Copy all the lines of the data that include the word "Havana".

───── Data records

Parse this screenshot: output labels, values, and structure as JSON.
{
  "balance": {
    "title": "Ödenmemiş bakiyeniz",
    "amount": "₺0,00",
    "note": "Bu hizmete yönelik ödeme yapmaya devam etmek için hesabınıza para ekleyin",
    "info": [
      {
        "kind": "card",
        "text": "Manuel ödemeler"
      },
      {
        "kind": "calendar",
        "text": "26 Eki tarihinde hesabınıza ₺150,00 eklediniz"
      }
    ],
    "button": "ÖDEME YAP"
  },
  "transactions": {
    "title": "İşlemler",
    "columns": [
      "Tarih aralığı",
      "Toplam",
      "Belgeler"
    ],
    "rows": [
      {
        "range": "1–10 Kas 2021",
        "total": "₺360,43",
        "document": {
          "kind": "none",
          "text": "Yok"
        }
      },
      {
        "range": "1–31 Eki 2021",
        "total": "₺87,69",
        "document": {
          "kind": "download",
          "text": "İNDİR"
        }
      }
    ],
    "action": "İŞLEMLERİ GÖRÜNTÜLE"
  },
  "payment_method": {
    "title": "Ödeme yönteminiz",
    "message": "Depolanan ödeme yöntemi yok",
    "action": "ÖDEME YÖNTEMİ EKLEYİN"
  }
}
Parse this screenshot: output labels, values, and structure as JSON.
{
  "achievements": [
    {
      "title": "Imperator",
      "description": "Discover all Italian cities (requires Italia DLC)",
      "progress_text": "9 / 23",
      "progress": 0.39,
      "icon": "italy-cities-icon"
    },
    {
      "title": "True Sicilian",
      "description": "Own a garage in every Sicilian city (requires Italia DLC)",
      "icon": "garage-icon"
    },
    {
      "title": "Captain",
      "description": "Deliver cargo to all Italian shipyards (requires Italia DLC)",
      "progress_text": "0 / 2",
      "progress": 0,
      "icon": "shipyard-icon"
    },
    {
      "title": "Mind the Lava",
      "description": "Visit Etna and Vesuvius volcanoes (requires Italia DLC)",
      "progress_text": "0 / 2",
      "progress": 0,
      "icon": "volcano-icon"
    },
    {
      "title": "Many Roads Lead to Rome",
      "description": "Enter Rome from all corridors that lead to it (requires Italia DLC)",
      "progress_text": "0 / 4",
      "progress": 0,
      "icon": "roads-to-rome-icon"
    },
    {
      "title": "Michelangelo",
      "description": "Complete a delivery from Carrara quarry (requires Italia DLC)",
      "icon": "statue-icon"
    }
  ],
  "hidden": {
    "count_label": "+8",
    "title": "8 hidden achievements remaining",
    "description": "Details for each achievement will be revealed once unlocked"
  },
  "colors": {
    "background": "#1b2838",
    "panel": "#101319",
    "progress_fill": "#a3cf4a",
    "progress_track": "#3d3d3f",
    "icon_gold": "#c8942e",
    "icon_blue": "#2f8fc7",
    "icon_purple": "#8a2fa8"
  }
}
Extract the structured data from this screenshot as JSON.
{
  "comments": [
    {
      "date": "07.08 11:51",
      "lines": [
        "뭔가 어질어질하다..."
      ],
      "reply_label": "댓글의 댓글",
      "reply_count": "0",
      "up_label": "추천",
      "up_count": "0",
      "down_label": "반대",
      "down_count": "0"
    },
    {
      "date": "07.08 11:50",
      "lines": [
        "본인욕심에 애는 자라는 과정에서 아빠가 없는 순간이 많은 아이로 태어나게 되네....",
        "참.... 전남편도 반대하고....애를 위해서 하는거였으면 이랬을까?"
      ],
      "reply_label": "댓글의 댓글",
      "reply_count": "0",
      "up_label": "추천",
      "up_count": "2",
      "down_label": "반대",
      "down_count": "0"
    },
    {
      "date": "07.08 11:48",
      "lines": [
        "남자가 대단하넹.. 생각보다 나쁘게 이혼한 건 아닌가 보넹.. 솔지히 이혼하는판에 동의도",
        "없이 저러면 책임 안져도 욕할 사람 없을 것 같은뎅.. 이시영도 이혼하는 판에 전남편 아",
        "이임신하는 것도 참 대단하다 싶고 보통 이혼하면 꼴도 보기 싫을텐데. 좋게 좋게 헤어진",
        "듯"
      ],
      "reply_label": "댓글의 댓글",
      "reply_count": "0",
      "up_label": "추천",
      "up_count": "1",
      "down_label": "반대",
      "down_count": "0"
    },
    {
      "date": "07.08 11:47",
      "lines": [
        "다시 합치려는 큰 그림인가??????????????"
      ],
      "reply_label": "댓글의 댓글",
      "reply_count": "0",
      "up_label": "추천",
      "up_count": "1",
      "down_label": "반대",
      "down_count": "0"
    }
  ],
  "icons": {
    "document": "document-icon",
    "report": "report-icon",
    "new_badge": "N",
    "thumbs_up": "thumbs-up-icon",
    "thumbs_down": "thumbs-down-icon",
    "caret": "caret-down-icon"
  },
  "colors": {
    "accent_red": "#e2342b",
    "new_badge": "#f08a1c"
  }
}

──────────
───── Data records

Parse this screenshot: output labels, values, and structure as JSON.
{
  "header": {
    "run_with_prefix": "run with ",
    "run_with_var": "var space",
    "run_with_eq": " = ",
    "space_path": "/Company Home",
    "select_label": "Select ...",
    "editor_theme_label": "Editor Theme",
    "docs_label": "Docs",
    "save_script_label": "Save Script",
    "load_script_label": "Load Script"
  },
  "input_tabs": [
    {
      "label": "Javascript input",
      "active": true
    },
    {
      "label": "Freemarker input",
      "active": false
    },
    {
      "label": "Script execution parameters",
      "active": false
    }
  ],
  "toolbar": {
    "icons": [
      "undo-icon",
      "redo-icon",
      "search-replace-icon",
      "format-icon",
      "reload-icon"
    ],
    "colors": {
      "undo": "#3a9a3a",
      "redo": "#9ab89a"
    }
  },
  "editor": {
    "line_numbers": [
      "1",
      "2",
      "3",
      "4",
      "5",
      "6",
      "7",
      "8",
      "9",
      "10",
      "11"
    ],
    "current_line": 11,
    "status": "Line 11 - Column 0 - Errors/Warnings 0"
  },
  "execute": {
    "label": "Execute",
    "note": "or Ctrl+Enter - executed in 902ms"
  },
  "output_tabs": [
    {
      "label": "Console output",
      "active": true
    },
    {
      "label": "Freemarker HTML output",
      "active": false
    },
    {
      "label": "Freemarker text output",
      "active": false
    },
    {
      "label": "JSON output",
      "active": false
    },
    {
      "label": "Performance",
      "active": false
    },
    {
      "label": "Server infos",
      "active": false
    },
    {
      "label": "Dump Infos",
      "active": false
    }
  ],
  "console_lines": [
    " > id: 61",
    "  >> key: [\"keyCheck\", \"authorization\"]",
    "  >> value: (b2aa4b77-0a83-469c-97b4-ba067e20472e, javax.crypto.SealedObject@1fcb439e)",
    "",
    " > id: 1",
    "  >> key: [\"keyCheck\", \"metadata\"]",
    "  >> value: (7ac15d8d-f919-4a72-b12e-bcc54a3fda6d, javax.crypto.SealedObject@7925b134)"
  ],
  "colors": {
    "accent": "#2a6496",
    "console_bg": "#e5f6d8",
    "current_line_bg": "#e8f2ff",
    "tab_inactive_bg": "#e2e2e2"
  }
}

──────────
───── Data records

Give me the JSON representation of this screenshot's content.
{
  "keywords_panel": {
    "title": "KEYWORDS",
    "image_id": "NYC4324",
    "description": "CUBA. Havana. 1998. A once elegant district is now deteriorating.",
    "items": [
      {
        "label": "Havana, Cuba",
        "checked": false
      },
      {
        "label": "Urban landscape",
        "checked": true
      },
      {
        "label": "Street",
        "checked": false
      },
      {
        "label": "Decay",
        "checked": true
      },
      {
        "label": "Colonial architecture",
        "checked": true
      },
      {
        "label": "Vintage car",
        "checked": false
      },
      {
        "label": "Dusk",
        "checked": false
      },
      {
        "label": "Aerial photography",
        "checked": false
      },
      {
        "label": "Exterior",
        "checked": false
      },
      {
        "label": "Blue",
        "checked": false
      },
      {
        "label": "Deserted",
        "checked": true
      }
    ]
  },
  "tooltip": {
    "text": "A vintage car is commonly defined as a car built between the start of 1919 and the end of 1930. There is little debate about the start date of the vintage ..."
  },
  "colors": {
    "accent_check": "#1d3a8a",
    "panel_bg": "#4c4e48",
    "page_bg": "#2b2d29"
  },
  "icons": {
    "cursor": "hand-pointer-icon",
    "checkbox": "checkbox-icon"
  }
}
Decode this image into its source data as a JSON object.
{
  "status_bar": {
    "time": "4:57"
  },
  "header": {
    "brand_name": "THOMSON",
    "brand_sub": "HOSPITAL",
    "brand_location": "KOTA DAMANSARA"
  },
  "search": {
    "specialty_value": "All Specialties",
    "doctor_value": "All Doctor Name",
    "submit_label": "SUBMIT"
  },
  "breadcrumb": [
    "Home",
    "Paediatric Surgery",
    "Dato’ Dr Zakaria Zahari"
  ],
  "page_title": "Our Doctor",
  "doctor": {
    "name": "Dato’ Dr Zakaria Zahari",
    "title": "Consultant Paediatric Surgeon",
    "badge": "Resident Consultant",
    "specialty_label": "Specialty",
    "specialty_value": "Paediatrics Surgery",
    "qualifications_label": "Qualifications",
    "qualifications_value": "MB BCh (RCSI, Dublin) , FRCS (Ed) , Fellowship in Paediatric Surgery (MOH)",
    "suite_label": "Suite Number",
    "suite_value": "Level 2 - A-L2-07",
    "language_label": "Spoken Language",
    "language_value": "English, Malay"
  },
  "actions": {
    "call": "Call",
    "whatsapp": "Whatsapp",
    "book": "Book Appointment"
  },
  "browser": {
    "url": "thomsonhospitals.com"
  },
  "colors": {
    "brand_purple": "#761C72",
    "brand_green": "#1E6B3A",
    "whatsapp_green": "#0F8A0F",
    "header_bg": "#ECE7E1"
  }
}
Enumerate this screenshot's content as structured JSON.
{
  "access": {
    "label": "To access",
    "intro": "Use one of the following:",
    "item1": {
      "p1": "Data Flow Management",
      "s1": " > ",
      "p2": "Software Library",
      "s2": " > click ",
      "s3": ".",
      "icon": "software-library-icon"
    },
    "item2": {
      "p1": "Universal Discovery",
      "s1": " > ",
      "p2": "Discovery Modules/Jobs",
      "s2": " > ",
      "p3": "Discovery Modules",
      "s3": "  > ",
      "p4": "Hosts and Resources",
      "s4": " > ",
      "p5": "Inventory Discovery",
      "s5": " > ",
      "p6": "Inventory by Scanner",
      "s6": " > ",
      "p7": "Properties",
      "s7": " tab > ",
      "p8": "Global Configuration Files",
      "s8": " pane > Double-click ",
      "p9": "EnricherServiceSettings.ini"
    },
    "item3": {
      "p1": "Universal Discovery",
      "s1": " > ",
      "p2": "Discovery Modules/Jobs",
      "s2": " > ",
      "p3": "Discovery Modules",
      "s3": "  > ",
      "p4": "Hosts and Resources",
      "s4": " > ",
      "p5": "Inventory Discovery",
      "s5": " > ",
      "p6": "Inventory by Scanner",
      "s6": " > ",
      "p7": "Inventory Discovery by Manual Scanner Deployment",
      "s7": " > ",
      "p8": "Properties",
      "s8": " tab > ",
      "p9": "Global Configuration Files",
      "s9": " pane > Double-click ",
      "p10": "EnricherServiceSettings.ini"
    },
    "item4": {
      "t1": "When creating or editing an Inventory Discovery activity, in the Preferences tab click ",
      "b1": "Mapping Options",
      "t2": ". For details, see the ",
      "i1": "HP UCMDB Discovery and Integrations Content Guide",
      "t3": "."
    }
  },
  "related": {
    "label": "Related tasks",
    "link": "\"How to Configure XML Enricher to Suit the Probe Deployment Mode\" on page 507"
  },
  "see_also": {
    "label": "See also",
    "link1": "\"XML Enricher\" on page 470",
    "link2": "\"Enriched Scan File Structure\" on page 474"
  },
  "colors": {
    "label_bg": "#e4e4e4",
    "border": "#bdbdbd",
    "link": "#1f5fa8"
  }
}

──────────

# Written response
    "description": "CUBA. Havana. 1998. A once elegant district is now deteriorating.",
        "label": "Havana, Cuba",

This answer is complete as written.